WASHINGTON — The Federal Reserve today portrayed the U.S. economy as slightly healthier and held off on any new steps to boost the economy.
Hiring is picking up and consumers are spending more despite slower growth globally, the Fed said in its latest policy statement.
Fed officials cautioned that unemployment remains high. And it warned of strains in global financial markets that pose a threat to the world’s economy — a reference to Europe’s debt crisis. They left open the possibility of taking new steps next year if the economy worsens.
The Fed made only slight changes to November’s statement. The policy committee approved it by an identical 9-1 vote. Charles Evans dissented for the second straight meeting, arguing again for more action by the Fed.
Stocks fell after the Fed released its statement. The Dow Jones industrial average lost 90 points in gains and fell another 60 points after the statement was released. Broader indexes also dropped.
Many economists said Fed policymakers likely spent their final meeting of the year fine-tuning a strategy for communicating changes in interest rates more explicitly. The Fed has left rates near zero for the past three years. More guidance would help assure investors, companies and consumers that rates won’t rise before a specific time.
The Fed made no mention of a new communications strategy in its statement. But economists say it could be unveiled as soon as next month, after the Fed’s Jan 24-25 policy meeting.
Diane Swonk, chief economist at Mesirow Financial, said the November minutes showed the Fed discussed adding an interest rate forecast to its quarterly economic projections.
Swonk said the Fed may be trying to build a stronger consensus before announcing the change. She also noted that three Federal Reserve regional bank presidents who opposed key policy changes this year will not have votes next year.
Charles Plosser of Philadelphia, Richard Fisher of Dallas and Narayana Kocherlakota of Minneapolis all dissented from the Fed’s policy statements in September and August after citing concerns that the actions introduced at those meetings could fuel inflation.
In September, the Fed said it would re-arrange its bond holdings to stress longer-term maturities, to try to exert more downward pressure on long-term rates.
That followed the Fed’s announcement in August that it planned to keep its benchmark rate at a record low until at least mid-2013, as long as the economy remains weak.
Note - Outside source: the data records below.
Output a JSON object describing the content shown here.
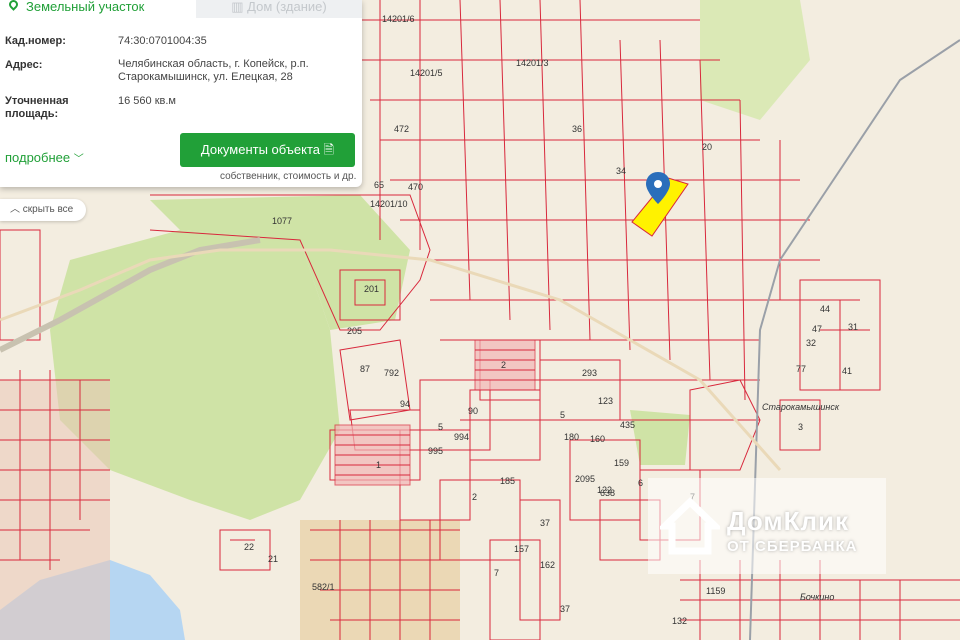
{
  "panel": {
    "tab_land": "Земельный участок",
    "tab_building": "Дом (здание)",
    "cadastral_label": "Кад.номер:",
    "cadastral_value": "74:30:0701004:35",
    "address_label": "Адрес:",
    "address_value": "Челябинская область, г. Копейск, р.п. Старокамышинск, ул. Елецкая, 28",
    "area_label": "Уточненная площадь:",
    "area_value": "16 560 кв.м",
    "more_label": "подробнее",
    "docs_button": "Документы объекта",
    "docs_note": "собственник, стоимость и др.",
    "hide_all": "скрыть все"
  },
  "map": {
    "parcel_labels": [
      "1077",
      "201",
      "205",
      "87",
      "792",
      "94",
      "90",
      "5",
      "995",
      "994",
      "1",
      "2",
      "293",
      "5",
      "123",
      "435",
      "160",
      "180",
      "159",
      "2095",
      "122",
      "7",
      "6",
      "185",
      "2",
      "37",
      "157",
      "162",
      "37",
      "7",
      "22",
      "21",
      "582/1",
      "1159",
      "132",
      "44",
      "47",
      "31",
      "32",
      "77",
      "41",
      "3",
      "36",
      "34",
      "20",
      "14201/6",
      "14201/5",
      "14201/3",
      "472",
      "470",
      "65",
      "14201/10",
      "638"
    ],
    "place_labels": [
      "Старокамышинск",
      "Бочкино"
    ],
    "colors": {
      "parcel": "#d8283c",
      "green": "#cfe3a6",
      "water": "#b6d6f2",
      "background": "#f3ede0",
      "selected": "#fff200",
      "accent": "#21a038"
    }
  },
  "logo": {
    "title": "ДомКлик",
    "subtitle": "ОТ СБЕРБАНКА"
  }
}
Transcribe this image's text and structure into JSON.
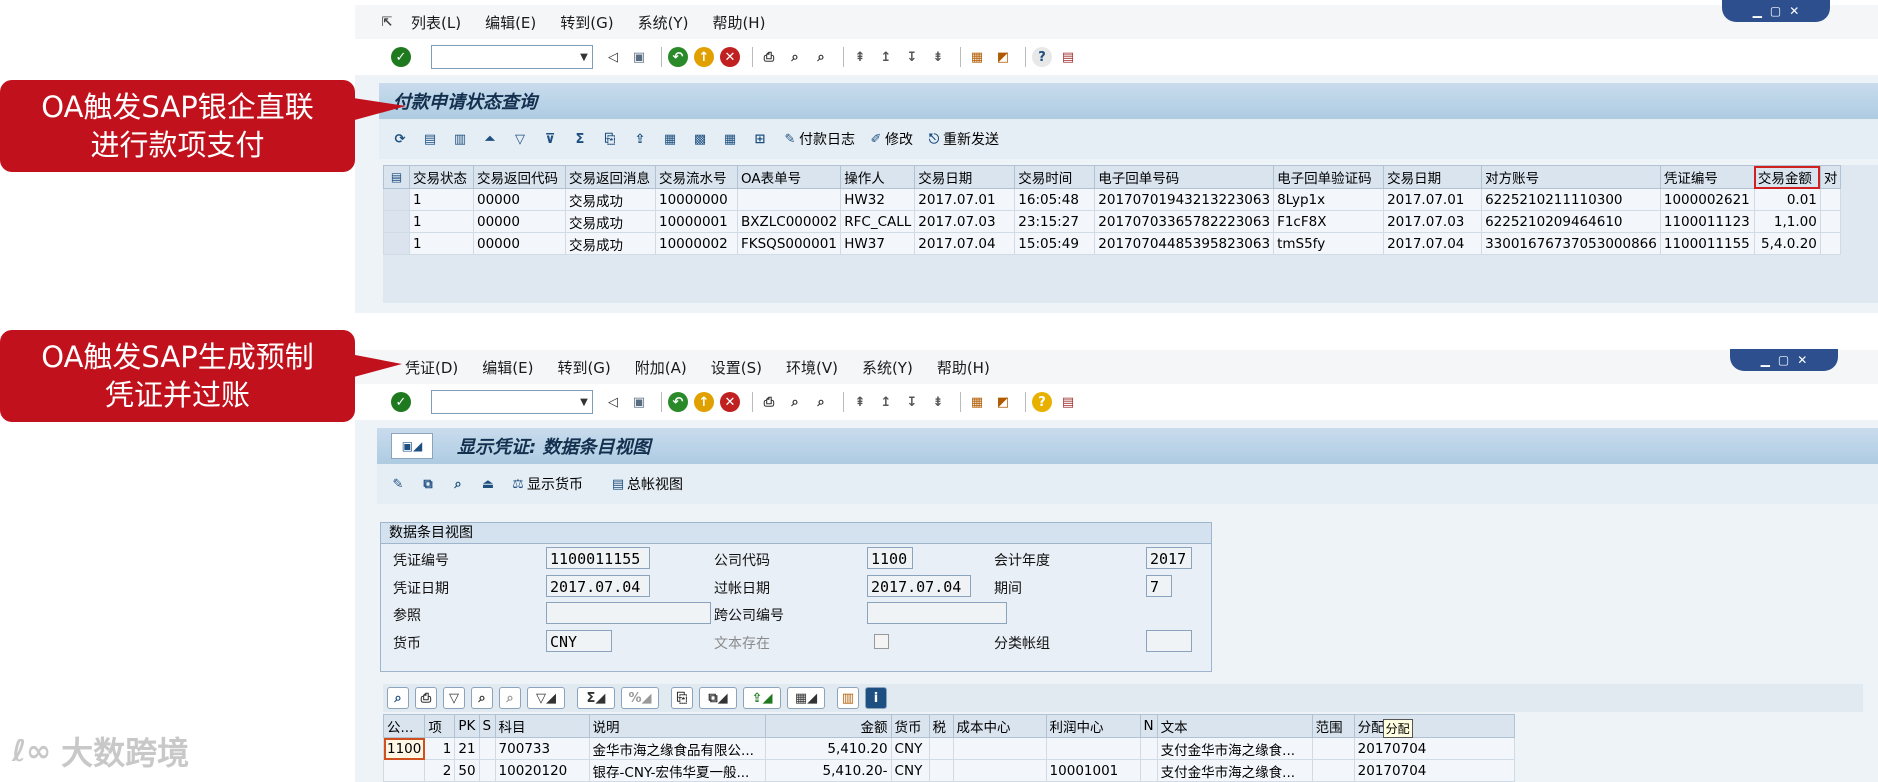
{
  "callouts": {
    "top": [
      "OA触发SAP银企直联",
      "进行款项支付"
    ],
    "bottom": [
      "OA触发SAP生成预制",
      "凭证并过账"
    ]
  },
  "window1": {
    "menu": [
      "列表(L)",
      "编辑(E)",
      "转到(G)",
      "系统(Y)",
      "帮助(H)"
    ],
    "title": "付款申请状态查询",
    "app_buttons": {
      "log": "付款日志",
      "edit": "修改",
      "resend": "重新发送"
    },
    "columns": [
      "交易状态",
      "交易返回代码",
      "交易返回消息",
      "交易流水号",
      "OA表单号",
      "操作人",
      "交易日期",
      "交易时间",
      "电子回单号码",
      "电子回单验证码",
      "交易日期",
      "对方账号",
      "凭证编号",
      "交易金额",
      "对"
    ],
    "rows": [
      [
        "1",
        "00000",
        "交易成功",
        "10000000",
        "",
        "HW32",
        "2017.07.01",
        "16:05:48",
        "20170701943213223063",
        "8Lyp1x",
        "2017.07.01",
        "6225210211110300",
        "1000002621",
        "0.01",
        ""
      ],
      [
        "1",
        "00000",
        "交易成功",
        "10000001",
        "BXZLC000002",
        "RFC_CALL",
        "2017.07.03",
        "23:15:27",
        "20170703365782223063",
        "F1cF8X",
        "2017.07.03",
        "6225210209464610",
        "1100011123",
        "1,1.00",
        ""
      ],
      [
        "1",
        "00000",
        "交易成功",
        "10000002",
        "FKSQS000001",
        "HW37",
        "2017.07.04",
        "15:05:49",
        "20170704485395823063",
        "tmS5fy",
        "2017.07.04",
        "33001676737053000866",
        "1100011155",
        "5,4.0.20",
        ""
      ]
    ]
  },
  "window2": {
    "menu": [
      "凭证(D)",
      "编辑(E)",
      "转到(G)",
      "附加(A)",
      "设置(S)",
      "环境(V)",
      "系统(Y)",
      "帮助(H)"
    ],
    "title": "显示凭证: 数据条目视图",
    "app_buttons": {
      "currency": "显示货币",
      "gl_view": "总帐视图"
    },
    "group_title": "数据条目视图",
    "fields": {
      "doc_no_label": "凭证编号",
      "doc_no": "1100011155",
      "company_label": "公司代码",
      "company": "1100",
      "fiscal_year_label": "会计年度",
      "fiscal_year": "2017",
      "doc_date_label": "凭证日期",
      "doc_date": "2017.07.04",
      "post_date_label": "过帐日期",
      "post_date": "2017.07.04",
      "period_label": "期间",
      "period": "7",
      "ref_label": "参照",
      "ref": "",
      "cross_company_label": "跨公司编号",
      "cross_company": "",
      "currency_label": "货币",
      "currency": "CNY",
      "text_exists_label": "文本存在",
      "ledger_group_label": "分类帐组",
      "ledger_group": ""
    },
    "columns": [
      "公...",
      "项",
      "PK",
      "S",
      "科目",
      "说明",
      "金额",
      "货币",
      "税",
      "成本中心",
      "利润中心",
      "N",
      "文本",
      "范围",
      "分配"
    ],
    "tooltip": "分配",
    "rows": [
      [
        "1100",
        "1",
        "21",
        "",
        "700733",
        "金华市海之缘食品有限公...",
        "5,410.20",
        "CNY",
        "",
        "",
        "",
        "",
        "支付金华市海之缘食...",
        "",
        "20170704"
      ],
      [
        "",
        "2",
        "50",
        "",
        "10020120",
        "银存-CNY-宏伟华夏一般...",
        "5,410.20-",
        "CNY",
        "",
        "",
        "10001001",
        "",
        "支付金华市海之缘食...",
        "",
        "20170704"
      ]
    ]
  },
  "watermark": "大数跨境"
}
It was the first time it had committed to keeping the rate there for a specific period. The Fed repeated that timeframe in its December policy statement.
“I think the Fed will shift its communications policy once the most vehement dissenters rotate off in January,” Swonk said. Each year, only five of the 12 regional bank presidents have votes.
Fed officials are debating how much further to go to signal a likely timetable for any rate changes. Under one option, the Fed would start forecasting the levels it envisions for the funds rate over the subsequent two years. It could publish this forecast, as it now does its economic outlook, four times a year.
Doing so would help assure investors, companies and consumers that rates won’t rise before a specific time. This might help lower long-term yields further — in effect providing a kind of stimulus.
Some worry that such guidance risks inhibiting the Fed’s flexibility to revise interest rates if necessary. Others counter that the Fed wouldn’t hesitate to shift rates if warranted. And they say the benefits of clearer guidance outweigh any constraints it might impose.
The Fed is also discussing setting an explicit target for “core” inflation. Core inflation excludes the volatile categories of energy and food. It’s remained historically low — currently around 1.5 percent by one measure.
The economy, while improving, is still weak. And it remains vulnerable to the European debt crisis, which could push the continent into a recession and slow U.S. growth. On Nov. 30, the Fed joined other central banks in making it easier for banks to borrow dollars. The goal is to help prevent Europe’s crisis from igniting a global panic.
Should the U.S. economy worsen, the Fed could take bolder steps, such as buying more mortgage securities. Doing so could help push down mortgage rates and help boost home purchases. The weak housing market has been slowing the broader economy.
The boldest move left would be a third round of large-scale purchases of Treasury securities. But critics say this would raise the risk of future inflation. And many doubt it would help much anyway, because Treasury yields are already near historic lows. Unless Europe’s crisis worsens and spreads, few expect another program of Treasury purchases.